Sumit Singhal loves modern architecture. He comes from a family of builders who have built more than 20 projects in the last ten years near Delhi in India. He has recently started writing about the architectural projects that catch his imagination.
The Calf & Bloom café in Amsterdam, Netherlands by Concrete Architectural Associates
September 10th, 2013 by Sumit Singhal
Article source: Concrete Architectural Associates
The Calf & Bloom café, situated on the ground floor of the ʻKalvertorenʼ shopping centre, connects the end of the Kalverstraat with the Singel canal, by the Bloemenmarkt (flower market). The owner of Calf & Bloom approached concrete to develop a new total concept for the former Replay café. In addition to a new interior design, the name, menu and graphics were also changed.
FACTS & MATERIALS
The new name Calf & Bloom has an international character, while also referring the location of the café in Amsterdam in which Calf refers to the Kalverstraat (Dutch for calf street), and Bloom to the Bloemenmarkt or flower market.The location of Calf & Bloom, situated between two streets looking out on the Bloemenmarkt and the existing brick facade on the inside, create a sense of a hidden square. To enhance this feel, a new second outer ʻfacadeʼ was added that connects the two entrances of the café in a winding line. Raw steel frames with light panels and louvers create a dynamic wall that separates the front of house and back of house, and includes a variety of functions by serving as a menu board, newspaper display, and chalkboard.
SQUARE – STREET – FACADE
To underline the outside feel, the existing round columns serve as a kind of street lanterns. Large industrial lamps by Frezoli have been attached to the columns and the new facade by means of raw steel brackets. The floor consists of anthracite bluestone tiles. The new facade of louvers and light winds between the two entrances of the café. The bar, lounge sofa and high seated tables follow the movement of this facade. The louvers consist of standard raw steel frames divided in four fields of white and raw steel blinds, black chalkboard and light panels. The chalkboards can be used to announce daily specials or other information. The winding facade also contains doors to the back of house, the kitchen and toilet area. To create a clear contrast, the doors are made of oak blinds. The walls of the kitchen and toilets are covered in metro tiles, which are white in the kitchen and black in the toilets.
The interior is partly characterised by a variety of furniture. The ʻsquareʼ has small French tables with marble tops and wooden bistro chairs as well as a six-metre long café bench, high seated tables along the brick wall and an eye-catching round leather sofa. The oak café bench and end grain square tables in the heart of the restaurant can be used for eating or reading. The café bench combined with the revolt chairs ensure a flexible layout. The combination with denim pillows creates a warm ambiance.

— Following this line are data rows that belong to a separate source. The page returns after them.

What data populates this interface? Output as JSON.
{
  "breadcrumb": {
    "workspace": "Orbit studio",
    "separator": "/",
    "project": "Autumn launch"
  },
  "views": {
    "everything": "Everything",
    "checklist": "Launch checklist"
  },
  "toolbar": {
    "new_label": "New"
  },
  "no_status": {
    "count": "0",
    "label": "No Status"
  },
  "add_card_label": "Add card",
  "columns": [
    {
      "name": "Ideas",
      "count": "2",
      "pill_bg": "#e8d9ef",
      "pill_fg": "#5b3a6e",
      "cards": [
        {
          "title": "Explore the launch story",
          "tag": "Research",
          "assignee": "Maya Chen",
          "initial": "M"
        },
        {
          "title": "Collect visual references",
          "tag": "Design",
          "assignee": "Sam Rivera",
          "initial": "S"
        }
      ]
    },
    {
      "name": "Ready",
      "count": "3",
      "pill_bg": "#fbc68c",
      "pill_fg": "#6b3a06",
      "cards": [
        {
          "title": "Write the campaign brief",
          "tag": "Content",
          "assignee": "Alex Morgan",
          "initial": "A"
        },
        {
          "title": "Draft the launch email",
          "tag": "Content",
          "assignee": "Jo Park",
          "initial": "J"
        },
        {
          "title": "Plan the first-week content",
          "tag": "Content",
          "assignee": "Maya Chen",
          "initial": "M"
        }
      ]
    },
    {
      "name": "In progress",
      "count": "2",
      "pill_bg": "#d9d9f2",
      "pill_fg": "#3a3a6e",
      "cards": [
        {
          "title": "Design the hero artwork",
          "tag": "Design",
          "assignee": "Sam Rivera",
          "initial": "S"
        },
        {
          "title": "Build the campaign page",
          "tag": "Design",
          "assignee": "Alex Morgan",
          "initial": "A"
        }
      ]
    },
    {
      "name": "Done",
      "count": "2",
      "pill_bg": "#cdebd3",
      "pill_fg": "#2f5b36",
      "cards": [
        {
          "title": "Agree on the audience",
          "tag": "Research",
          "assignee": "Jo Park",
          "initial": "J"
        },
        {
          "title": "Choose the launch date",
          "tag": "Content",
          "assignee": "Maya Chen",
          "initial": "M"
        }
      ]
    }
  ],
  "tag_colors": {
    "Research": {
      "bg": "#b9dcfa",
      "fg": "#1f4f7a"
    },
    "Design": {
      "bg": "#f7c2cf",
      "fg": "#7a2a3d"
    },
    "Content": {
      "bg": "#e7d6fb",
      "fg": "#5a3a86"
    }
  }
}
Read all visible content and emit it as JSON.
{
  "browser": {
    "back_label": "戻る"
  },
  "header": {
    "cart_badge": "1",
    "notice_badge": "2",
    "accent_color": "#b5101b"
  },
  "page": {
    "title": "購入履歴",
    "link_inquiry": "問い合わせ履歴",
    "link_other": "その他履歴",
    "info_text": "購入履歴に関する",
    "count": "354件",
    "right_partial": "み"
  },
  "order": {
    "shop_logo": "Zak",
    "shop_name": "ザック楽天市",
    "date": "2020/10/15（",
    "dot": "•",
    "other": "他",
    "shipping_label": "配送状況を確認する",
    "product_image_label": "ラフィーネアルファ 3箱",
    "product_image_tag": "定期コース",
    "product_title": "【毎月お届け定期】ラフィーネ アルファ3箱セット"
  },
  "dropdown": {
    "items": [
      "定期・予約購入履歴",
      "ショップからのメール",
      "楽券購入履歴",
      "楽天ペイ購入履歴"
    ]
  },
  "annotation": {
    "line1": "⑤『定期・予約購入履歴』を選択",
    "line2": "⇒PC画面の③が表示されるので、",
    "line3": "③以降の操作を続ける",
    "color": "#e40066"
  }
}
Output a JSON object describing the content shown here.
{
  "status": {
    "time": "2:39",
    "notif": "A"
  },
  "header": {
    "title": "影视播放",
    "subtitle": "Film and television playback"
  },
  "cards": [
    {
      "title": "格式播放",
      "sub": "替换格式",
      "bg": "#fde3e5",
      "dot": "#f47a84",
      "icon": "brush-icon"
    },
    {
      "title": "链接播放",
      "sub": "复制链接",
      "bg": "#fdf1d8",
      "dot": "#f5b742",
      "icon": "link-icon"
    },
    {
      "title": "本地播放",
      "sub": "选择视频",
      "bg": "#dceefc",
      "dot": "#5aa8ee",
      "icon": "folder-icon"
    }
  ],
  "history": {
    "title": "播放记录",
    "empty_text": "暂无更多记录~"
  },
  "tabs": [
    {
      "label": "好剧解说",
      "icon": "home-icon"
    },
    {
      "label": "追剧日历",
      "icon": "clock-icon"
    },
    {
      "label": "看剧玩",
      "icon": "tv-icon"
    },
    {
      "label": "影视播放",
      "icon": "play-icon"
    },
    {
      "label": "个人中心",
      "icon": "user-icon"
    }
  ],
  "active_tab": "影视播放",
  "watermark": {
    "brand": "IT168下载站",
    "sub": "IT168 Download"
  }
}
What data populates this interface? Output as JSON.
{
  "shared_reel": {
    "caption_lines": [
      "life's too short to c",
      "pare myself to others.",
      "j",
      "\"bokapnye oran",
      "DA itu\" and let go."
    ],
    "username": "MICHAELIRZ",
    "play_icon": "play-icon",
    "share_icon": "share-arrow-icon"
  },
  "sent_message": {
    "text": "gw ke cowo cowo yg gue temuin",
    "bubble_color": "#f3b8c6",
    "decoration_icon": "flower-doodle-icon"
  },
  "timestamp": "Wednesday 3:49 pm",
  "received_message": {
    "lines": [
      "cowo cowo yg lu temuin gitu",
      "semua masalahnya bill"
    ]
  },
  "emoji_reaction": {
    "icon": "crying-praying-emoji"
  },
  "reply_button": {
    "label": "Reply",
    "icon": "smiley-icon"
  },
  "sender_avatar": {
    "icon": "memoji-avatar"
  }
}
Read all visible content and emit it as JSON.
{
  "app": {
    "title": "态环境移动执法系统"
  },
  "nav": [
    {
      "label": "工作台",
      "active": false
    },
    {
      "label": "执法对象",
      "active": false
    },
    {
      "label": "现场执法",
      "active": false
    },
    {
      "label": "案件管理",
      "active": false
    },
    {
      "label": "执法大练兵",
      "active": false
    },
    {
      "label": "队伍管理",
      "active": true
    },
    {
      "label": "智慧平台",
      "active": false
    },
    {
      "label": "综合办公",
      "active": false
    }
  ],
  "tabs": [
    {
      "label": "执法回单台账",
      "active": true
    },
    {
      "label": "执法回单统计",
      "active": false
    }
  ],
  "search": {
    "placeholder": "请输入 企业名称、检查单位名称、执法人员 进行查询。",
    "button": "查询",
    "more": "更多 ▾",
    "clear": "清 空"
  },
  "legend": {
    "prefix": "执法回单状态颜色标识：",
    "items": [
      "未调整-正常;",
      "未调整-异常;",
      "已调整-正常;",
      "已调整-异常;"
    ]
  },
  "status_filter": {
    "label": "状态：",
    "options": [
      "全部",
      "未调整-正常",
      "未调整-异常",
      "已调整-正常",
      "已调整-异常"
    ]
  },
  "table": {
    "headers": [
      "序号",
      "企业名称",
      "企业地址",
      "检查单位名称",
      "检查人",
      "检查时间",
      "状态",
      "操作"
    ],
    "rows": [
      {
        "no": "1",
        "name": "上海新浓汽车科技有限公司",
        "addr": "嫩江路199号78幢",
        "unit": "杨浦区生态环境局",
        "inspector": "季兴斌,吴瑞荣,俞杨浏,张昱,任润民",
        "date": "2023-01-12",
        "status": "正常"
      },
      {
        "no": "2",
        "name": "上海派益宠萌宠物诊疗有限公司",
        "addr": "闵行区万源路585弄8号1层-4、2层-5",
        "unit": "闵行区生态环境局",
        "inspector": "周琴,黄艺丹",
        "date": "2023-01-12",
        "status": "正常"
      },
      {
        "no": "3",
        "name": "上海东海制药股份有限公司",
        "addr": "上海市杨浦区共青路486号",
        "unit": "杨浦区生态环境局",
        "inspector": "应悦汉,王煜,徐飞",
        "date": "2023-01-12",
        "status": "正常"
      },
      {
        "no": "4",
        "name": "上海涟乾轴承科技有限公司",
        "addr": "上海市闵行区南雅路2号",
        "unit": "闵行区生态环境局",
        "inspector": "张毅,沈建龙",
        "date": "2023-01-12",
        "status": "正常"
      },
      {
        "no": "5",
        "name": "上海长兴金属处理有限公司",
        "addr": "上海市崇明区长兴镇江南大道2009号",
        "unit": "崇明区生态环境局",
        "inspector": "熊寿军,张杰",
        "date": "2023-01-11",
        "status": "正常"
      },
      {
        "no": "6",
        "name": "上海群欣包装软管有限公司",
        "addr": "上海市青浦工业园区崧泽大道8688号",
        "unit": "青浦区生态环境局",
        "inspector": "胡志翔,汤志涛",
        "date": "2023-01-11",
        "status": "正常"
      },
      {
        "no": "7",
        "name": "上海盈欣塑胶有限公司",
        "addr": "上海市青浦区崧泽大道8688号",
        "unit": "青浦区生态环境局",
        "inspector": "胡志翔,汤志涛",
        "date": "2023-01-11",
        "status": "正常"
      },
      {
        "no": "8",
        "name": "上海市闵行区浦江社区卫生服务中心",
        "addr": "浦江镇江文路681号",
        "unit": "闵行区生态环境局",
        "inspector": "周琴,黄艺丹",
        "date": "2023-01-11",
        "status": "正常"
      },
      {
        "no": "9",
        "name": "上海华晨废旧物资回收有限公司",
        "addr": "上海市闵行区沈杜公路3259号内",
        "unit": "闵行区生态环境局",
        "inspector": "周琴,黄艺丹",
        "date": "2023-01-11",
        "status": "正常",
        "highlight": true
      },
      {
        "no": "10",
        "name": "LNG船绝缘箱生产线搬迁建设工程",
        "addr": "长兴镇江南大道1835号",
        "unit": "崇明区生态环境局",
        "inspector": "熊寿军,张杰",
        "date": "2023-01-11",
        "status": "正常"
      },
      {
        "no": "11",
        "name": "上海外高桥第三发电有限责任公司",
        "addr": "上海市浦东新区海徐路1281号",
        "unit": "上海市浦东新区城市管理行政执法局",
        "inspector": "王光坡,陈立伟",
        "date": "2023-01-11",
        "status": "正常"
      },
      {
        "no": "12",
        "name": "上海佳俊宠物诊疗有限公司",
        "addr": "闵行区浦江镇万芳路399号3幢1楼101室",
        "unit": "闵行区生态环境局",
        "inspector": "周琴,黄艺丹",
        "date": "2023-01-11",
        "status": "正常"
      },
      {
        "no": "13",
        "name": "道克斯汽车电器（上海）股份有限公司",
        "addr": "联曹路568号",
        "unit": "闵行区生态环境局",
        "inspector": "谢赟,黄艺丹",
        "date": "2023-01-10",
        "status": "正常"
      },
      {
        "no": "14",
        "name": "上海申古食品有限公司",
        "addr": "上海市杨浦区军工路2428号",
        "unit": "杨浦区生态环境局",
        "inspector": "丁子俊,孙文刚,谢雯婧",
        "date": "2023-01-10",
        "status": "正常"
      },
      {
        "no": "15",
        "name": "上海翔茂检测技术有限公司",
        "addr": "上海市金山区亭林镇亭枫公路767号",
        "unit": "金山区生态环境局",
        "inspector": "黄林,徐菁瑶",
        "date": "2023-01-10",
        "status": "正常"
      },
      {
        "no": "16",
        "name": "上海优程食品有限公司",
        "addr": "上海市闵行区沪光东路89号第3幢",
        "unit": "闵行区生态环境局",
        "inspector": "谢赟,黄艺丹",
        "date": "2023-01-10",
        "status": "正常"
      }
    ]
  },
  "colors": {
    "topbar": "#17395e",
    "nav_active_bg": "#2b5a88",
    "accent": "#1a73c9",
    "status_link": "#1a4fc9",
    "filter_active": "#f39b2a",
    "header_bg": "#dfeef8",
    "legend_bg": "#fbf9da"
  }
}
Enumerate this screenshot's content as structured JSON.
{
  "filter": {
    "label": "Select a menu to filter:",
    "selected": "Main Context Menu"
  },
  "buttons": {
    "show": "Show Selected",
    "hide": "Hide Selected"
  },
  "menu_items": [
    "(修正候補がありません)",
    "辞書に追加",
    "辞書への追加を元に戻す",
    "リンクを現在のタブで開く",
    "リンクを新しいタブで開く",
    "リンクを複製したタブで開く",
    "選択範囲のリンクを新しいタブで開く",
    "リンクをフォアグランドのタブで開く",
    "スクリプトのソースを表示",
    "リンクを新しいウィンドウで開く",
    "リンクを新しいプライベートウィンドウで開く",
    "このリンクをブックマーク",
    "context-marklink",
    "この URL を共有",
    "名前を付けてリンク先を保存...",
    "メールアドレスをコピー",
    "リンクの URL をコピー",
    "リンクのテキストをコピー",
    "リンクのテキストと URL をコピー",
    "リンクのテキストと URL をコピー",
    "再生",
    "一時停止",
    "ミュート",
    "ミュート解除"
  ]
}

The high tables along the brick wall come with comfortable bar stools with saddle leather seats. The saddle leather and brick wall create a raw look, while custom-made reading lamps provide a sense of warmth and intimacy.
In addition to the entrance via the shopping centre, the café also has an entrance on the Singel canal where a large terrace can be set-up in summer that offers sun throughout the day. The new awning consists of a denim fabric and the terrace chairs are a mixture of indigo and warm greys.
With a new interior came a new name, menu and visual identity. Calf & Bloom is a café with an international character. The name refers to the connection between the Kalverstraat shopping street and the Singel canal, between which the café is situated. To emphasise this connection it was decided to use a bold font that is held framed by two lines that symbolise the two facades. The bold black on white logo gives the Calf & Bloom identity a contemporary urban atmosphere. Part of the new facade are two big raw steel logos near both entrances that are integrated into the facade that winds through the café. The large logos refer to the advertising light boxes usually used by food chains on shopping streets and emphasise the street feeling of the café.
The cover of the menu shows a drawing of typical canal houses and more modern shopping facades, as a light-hearted reference to the neighbourhood of the café and to underline the courtyard feel. The drawing combined with the bold black on white logo reflects the urban, comfortable interior. The oak boards with elastic binding give a subtle reference to the menu board, allowing the customers to browse the menu at ease while enjoying their coffee.
The graphic design of Calf & Bloom breathes an urban, yet clean atmosphere. The impressive logo on the facade wows the customers but also exudes a clean, recognisable image, which makes each stay at the café as comfortable as it should be.